Are First Trimester Ultrasounds Really Linked To Severity Of Autism?
Diagnostic ultrasound in the first trimester of pregnancy seems to be linked to more symptoms of autism, and is said to be linked to increased severity of the disorder.
A study by researchers at UW Medicine, UW Bothell, and Seattle Children's Research Institute suggested that exposure to diagnostic ultrasound in the first trimester is linked to increased severity of autism symptoms, the greatest link being among kids with certain genetic variations associated with such disorder.
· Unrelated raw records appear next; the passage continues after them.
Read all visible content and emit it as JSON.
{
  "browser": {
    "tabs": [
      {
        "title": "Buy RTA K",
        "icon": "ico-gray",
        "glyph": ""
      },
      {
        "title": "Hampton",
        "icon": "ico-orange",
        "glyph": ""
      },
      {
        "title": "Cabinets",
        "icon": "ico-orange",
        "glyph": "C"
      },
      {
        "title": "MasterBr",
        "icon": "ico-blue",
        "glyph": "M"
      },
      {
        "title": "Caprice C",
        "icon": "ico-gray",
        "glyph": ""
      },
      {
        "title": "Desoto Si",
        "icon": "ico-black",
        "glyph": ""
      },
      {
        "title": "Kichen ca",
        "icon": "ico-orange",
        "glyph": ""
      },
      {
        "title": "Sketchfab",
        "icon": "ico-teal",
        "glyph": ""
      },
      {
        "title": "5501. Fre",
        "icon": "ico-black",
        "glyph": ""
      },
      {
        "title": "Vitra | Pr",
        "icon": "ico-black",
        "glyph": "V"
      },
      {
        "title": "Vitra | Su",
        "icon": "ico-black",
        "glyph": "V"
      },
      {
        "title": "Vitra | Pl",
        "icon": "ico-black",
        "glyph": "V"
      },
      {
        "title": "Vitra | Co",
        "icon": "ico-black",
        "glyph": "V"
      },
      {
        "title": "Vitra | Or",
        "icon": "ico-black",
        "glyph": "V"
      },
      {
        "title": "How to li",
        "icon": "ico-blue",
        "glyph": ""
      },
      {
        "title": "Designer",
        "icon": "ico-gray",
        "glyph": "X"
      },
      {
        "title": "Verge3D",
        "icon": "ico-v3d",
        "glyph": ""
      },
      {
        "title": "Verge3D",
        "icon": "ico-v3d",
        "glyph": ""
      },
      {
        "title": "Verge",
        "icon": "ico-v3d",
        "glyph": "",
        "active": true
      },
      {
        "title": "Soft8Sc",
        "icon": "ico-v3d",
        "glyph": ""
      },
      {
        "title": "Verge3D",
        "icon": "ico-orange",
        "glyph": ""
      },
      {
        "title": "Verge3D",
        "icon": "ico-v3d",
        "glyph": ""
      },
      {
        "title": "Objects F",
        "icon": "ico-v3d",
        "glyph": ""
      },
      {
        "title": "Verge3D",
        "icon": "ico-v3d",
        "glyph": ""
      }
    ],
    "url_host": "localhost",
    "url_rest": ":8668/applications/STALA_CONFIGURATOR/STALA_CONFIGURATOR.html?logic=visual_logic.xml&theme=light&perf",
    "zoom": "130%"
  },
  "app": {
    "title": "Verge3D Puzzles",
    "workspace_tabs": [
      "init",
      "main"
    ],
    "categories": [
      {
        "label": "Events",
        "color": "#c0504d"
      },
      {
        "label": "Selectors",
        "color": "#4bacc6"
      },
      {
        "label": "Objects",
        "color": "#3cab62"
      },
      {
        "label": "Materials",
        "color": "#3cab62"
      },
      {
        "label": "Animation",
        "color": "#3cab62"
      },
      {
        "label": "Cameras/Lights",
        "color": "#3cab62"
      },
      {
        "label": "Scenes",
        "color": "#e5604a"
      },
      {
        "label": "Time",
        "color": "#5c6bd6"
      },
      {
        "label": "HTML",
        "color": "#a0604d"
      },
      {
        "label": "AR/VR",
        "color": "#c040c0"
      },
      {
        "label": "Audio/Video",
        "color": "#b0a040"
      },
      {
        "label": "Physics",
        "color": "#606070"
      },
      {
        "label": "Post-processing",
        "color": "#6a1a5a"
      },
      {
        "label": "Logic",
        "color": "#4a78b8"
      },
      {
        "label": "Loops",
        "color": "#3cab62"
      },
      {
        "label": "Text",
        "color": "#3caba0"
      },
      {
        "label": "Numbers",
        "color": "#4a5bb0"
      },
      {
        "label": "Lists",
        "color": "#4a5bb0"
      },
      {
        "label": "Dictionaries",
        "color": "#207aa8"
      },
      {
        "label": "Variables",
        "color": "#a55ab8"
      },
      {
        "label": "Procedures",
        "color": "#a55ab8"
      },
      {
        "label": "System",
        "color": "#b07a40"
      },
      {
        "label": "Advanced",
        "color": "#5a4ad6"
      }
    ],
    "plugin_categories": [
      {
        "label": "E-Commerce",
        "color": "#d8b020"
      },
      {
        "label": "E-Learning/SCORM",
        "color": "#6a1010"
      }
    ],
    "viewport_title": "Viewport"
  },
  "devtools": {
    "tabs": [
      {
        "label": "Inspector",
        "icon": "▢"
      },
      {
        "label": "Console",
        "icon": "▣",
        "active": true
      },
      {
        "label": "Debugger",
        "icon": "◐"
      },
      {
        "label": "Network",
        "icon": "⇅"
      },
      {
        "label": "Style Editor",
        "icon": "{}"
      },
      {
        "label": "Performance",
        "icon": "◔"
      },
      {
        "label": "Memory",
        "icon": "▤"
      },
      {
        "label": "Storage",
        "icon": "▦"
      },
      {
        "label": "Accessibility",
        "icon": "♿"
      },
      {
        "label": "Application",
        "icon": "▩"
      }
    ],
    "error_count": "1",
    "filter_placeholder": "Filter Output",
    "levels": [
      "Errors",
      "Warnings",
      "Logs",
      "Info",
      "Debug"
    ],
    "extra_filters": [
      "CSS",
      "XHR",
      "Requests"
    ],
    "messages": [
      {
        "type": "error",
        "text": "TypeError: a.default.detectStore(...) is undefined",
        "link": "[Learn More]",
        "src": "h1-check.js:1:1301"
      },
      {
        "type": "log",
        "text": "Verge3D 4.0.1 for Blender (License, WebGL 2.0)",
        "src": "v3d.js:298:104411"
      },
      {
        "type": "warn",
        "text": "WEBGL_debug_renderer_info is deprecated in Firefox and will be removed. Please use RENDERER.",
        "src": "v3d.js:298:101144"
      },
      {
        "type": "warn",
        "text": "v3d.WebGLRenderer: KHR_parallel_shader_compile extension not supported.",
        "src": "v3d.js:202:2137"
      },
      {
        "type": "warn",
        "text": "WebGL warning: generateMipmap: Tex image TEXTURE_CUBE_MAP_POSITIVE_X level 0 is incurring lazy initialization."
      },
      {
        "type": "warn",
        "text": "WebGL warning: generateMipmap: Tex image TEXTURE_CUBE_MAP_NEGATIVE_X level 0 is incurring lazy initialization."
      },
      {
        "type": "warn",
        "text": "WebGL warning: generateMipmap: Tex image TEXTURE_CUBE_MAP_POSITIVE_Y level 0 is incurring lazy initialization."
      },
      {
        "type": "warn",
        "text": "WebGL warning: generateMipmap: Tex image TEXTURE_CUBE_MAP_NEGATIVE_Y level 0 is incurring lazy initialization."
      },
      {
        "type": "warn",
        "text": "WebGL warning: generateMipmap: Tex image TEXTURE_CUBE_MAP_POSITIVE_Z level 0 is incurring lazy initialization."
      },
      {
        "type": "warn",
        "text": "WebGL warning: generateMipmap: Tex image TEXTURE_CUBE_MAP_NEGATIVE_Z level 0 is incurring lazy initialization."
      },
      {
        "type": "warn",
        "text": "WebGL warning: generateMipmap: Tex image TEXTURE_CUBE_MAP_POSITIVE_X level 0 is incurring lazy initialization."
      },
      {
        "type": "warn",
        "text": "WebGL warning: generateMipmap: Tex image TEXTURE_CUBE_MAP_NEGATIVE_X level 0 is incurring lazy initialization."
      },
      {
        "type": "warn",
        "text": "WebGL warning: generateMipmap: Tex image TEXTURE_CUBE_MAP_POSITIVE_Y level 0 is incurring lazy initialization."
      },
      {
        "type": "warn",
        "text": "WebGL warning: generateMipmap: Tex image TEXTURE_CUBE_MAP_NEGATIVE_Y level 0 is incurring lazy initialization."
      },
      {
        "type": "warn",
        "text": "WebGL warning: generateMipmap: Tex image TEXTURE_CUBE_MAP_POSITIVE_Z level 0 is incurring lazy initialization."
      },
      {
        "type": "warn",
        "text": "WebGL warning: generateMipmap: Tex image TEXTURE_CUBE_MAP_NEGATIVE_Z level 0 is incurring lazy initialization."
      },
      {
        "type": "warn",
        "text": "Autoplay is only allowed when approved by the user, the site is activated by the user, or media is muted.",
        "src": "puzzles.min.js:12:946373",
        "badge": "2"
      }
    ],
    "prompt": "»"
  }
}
This is in line with the current FDA guidelines that recommend diagnostic ultrasound to be used for medical necessity only.
Pierre Mourad, a UW professor of neurological surgery in Seattle said, "I believe the implications of our results are to bolster the FDA guidelines." He also specifically mentioned that the data they collected are about the first trimester of the pregnancyonly - the effect of ultrasound on the second and third trimesters showed no link so far.
Sara Webb, a UW Medicine researcher in psychiatry and behavioral sciences also said to KREM.com that there had been a struggle as to answer why so many children have had autism. Among the question that the study aimed to answer why so many children develop autism and why they are so different from each other. Webb also clarified that there is no evidence to suggest that ultrasound is a risk in itself, but it does suggest that there are pregnancies where fetuses are more vulnerable.
This is not the first time that the team looked into the effects of ultrasound to fetuses. Eureka Alert noted that in 2014, Mourad and Webb, together with Abbi McClintic, a UW Medicine researcher in neurological surgery, and Brian King, now a psychiatry professor at the University of California, San Francisco, reported that ultrasound exposure in-utero can cause mice to exhibit autistic-like symptoms, which lead them to study their findings further.